So you’ve gotten your profile all spiffed up and ready go to. Time to launch!
Phase 2: launch and growth!
The time has come: it’s launch day! Hit that gorgeous green "launch" button, and you’re off! Your page is officially live on patreon.com. Time to share the heck out of your brand new URL. Your focus from here on out is to start creating content using your handy content calendar and to promote your Patreon page at any reasonable opportunity.
Now that your profile is live, do not, I repeat, do not expect Patreon to start funneling you fans. Patreon simply doesn’t work that way. It’s still up to you to reach out and share music, put yourself out there, and communicate with others and bring them into your new Patreon universe. This is where the Patreon campaign really starts to feel like a campaign. It’s now up to you to nurture new and old fans alike and make them feel welcome.

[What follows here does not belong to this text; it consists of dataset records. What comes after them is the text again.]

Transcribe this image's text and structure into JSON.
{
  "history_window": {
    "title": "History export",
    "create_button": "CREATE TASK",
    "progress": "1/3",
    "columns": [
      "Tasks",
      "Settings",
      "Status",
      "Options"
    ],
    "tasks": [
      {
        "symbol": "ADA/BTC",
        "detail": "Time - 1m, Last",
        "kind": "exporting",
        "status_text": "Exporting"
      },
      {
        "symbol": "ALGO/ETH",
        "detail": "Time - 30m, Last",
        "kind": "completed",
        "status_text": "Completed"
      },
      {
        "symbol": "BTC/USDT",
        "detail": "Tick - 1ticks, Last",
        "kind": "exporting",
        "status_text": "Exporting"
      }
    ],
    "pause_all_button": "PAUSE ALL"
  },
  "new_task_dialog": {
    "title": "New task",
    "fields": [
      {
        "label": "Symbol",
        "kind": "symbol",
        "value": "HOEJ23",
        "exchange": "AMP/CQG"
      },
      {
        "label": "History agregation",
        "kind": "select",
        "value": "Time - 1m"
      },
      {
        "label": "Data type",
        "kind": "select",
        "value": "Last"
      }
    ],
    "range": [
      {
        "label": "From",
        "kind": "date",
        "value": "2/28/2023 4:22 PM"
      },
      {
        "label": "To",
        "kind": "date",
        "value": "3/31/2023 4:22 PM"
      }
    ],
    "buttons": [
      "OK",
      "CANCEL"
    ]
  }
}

Patreon does make fan management super easy. It offers a myriad of helpful spreadsheets that show your patrons email addresses, physical addresses, the payment schedule, and more.
Here are some examples of free content you can share to further engage your patrons:
- Life on the road videos
- Video or photos showing a peek inside the recording process
- Cover songs
- Videos of live performances (Periscope + Katch is a winning combo!)
- Collaborations with your friends
- Grab the camera and talk about why you wrote a particular song, or just blog about it
- Share your favorite recipe
- Introduce your fans to your pets
- Pretty much anything and everything you can think to share!
Patreon recommends sharing unpaid content frequently, as it promotes engagement on your page that can convert fans to patrons. Here are some ways to keep promoting your Patreon campaign:
- Whenever you create a new video, share it on Patreon first. Then share it on social media, your website, and email list, with a link to the piece of content on Patreon
- On YouTube, add annotations to your videos that link back to your Patreon page
- Share your profile URL with fans at shows and direct them there for new music
- Put a banner on your website that links off to your Patreon profile
- Put the Patreon logo and your profile URL on your social media graphics (Facebook cover image, Twitter header, etc.)
- Include a link to your Patreon profile in the footer of your emails
- Whenever you release a relevant piece of paid content, announce it on your website and to your email list
- Print your URL on postcards and hand them out at shows
- Include your Patreon URL on banners and signage at shows
If you’re looking for some real-life Patreon creators who are killing it, check out these profiles below. All of these musicians are making over $700 per video creation, with most of them making over $1,000. Study their rewards and their content to get an even better grasp of how Patreon can truly be a great tool for the hardworking indie musician:
Find out more about crowdfunding:
- The Real Cost of a Crowdfunding Campaign (and How to Budget Correctly)
- Before You Even Think About Crowdfunding an Album, Read This
- 3 Not-So-Obvious Benefits of Running a Crowdfunding Campaign
- 5 Crowdfunding Backer Rewards That Have Been Proven to Work for Indie Musicians
- 7 Signs You're Not Ready for a Crowdfunding Campaign
Sarah Spencer is a singer/songwriter and blogger, working, living, and playing in Nashville, TN. By day, she's the creative director at boutique creative agency for the music industry. When she's not on the web, she's writing songs, playing shows, and singing as a session vocalist.